Attitudes About Behavior

Developed for the Pittsburgh Youth Study (Loeber, Stouthamer-Loeber, van Kammen & Farrington, 1991 and 1998). Pittsburgh Youth Study, The Department of Psychiatry of the University of Pittsburgh School of Medicine, 3811 O'Hara Street, Pittsburgh, PA 15213.


The Attitudes About Behavior measure is a 16-item measure that assesses the youth's tolerance regarding a variety of delinquent behaviors ranging from skipping school, to stealing, assault, and substance use.
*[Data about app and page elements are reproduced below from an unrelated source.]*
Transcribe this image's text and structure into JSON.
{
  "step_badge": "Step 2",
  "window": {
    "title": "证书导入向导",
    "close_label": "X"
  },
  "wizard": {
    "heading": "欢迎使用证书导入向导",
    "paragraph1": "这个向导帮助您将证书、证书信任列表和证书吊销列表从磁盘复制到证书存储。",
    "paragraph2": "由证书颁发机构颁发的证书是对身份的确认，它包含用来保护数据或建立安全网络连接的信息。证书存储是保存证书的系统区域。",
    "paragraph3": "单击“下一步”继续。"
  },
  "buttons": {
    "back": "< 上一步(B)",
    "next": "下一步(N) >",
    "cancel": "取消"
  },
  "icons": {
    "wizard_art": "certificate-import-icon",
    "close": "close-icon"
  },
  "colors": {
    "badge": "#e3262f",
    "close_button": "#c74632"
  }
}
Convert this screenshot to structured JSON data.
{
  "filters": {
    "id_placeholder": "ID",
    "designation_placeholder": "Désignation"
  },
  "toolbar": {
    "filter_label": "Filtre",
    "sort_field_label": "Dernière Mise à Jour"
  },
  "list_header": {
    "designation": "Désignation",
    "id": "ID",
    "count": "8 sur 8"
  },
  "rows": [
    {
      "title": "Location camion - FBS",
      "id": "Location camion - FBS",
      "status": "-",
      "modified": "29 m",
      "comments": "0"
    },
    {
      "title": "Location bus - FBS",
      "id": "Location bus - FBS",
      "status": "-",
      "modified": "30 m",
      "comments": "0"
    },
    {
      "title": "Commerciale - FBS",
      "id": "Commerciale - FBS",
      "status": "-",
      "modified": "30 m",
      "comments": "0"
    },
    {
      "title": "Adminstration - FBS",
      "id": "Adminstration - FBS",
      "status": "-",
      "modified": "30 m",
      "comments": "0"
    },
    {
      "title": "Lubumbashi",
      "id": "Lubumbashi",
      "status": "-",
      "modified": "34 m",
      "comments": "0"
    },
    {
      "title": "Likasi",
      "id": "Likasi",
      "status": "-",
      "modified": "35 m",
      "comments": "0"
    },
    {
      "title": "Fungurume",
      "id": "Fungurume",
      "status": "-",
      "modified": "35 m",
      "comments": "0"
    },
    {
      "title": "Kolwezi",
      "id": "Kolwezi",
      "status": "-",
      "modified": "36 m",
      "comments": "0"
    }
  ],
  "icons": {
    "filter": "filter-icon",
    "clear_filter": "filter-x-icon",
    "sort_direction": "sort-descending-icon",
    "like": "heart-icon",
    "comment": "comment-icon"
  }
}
The items are rated on a four-point scale from 1=not wrong at all to 4=very wrong.

The data was fairly skewed towards the end of the scale (very wrong), especially for the items pertaining to a more serious type of offense.

Loeber et al. (see reference) developed two subscales: attitude towards substance use, containing items 12 to 16 and attitude towards delinquency, containing items 1 to 11, with the exception of item # 4 (having sexual intercourse). A summary mean score was created for each of these subscales.

The items were also subjected to an exploratory factor analyses with principal component, using promax rotation. Three eigenvalues greater than the commonly used 1.0 cutoff were detected. An examination of the 2-factor and 3-factor structure showed that the third factor only contained 3 items and did not have a well-defined conceptual meaning. The two-factor solution, divided the items in a group of serious offenses (steal $50, breaking and entering, joyriding, assault, robbery, smoking, drinking, drug use and selling) and a group of less serious offenses (skip school, lie/disobey, damage someone else's things, sexual intercourse, steal something worth $5, fights).

Because of the high inter-subscales correlations, it is recommended that the analyst use of the total score for analyses, unless there is a specific interest in differentiating between severities, or of type of behavior.

Dataset Names

Raw Dataset Name: CyU
Scored Dataset Name: AABySCc


Delinquent Behavior, Tolerance, Expectations, Smoking, Alcohol, Sexual Intercourse, Theft, Substance Abuse.